On the casting couch in the cinema industry and the sexual exploitation and harassment of women in the workplace and in general in the society, Qureshi says it was a phenomenon not limited to the film industry alone. “Well, as a woman, absolutely, I have had to deal with people making advances at me, but not just people from the business of film industry, but people across different professions and different strata. I think it has a lot to do with power, it is not only limited to the film business. It looks difficult because in India and elsewhere in the world, the moment a woman speaks out against harassment, people sort of start making all sorts of character judgments about her, about her morality, about what she was wearing and all such things and I think that is not fair. If a woman is saying something out loud, she is asking for help and you have no business character assassinating her. You have to reach out to her and help her and protect her and I think we need to protect our women, we need to protect our children and we just need to do that.”
On the spate of incidents involving rapes of minors in India, Qureshi says the incidents show the need for a major change and from within, not an issue that can be handled only by passing new laws. “I am hoping that with the new laws passed, it would change something. It may act as a deterrent. But I also know that somewhere the change has to come from within. We have to have more gender-neutral approach towards things. I think these things have to start at home, where you need to start looking at girls differently, where you don’t start at a position where the girl does not have the same rights as her brother in the house. You need to begin the change from within and here only laws cannot help, the change has to be more profound and more voluntary and from within.”
Qureshi arrived in Cannes as a brand ambassador for Grey Goose, a public relations firm, which has organised a ‘Monter des Marches’ (or Red Carpet appearance) as well as key media interviews.

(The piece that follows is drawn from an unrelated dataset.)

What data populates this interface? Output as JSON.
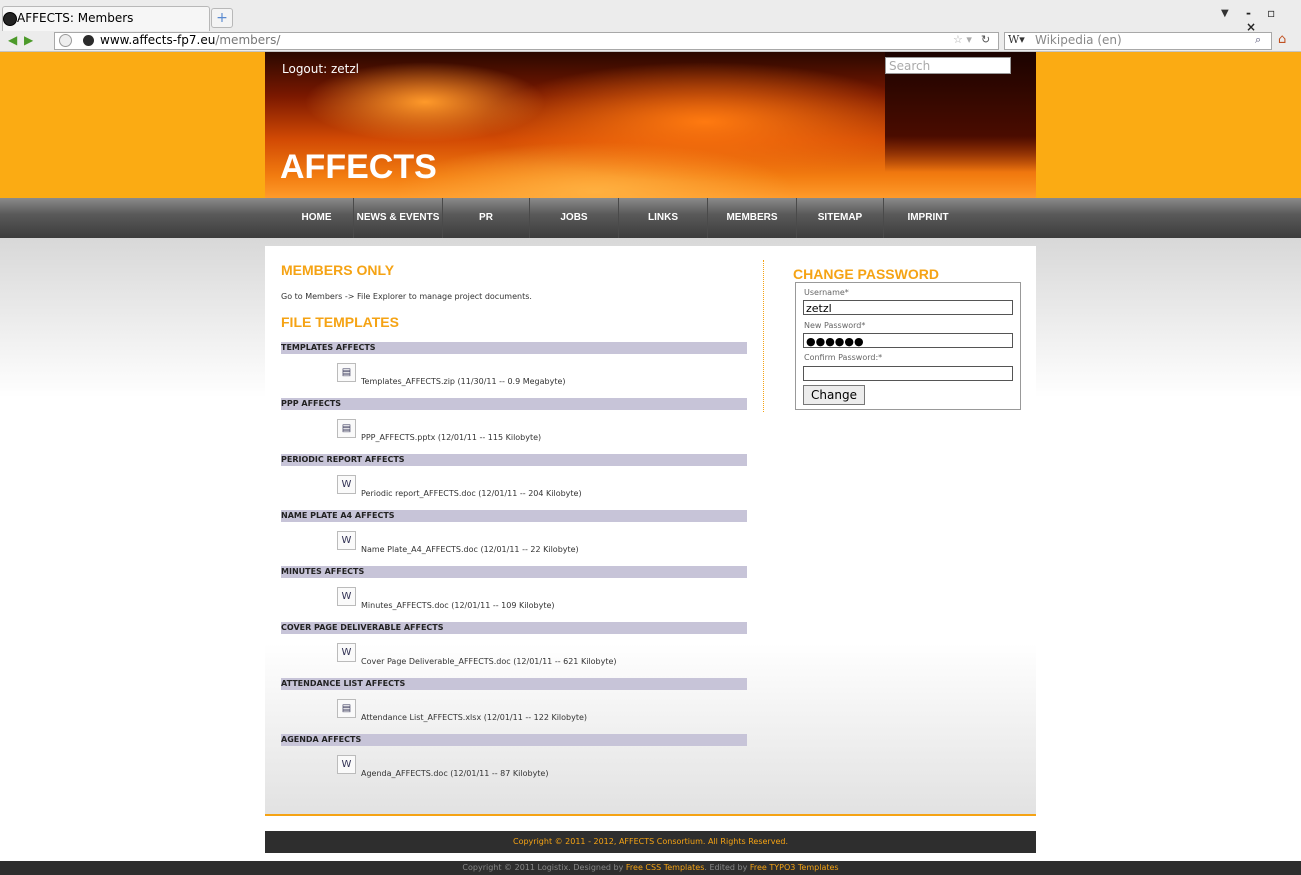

About the most challenging role played by her so far, Qureshi said it was the portrayal of a sex worker in Badlapur. “I would say that the Gangs of Wasseypur was very difficult, but Badlapur was a very difficult role. I was playing a sex worker in the film and a character that people had to empathise with by the end of it. It is also about the question of consent. But this was a sex worker who literally gets raped by the protagonist and to play it in a way that does not make her dignity as a woman fall at any given point of time was a challenge because more often than not in India when you say a sex worker, people think automatically that she does not have any dignity as a human being but how do you play a complex character like that. So that was a challenge for me and I am glad that I had a director like Sriram Raghavan who is just amazing and he has such a complex and such a fine understanding of characters and of the story he is telling, he is just very, very empathetic human being, so I had a great time working with him. Also, it was very challenging and I was scared how it would turn out, but in the end I am glad it all worked out fine at the end.”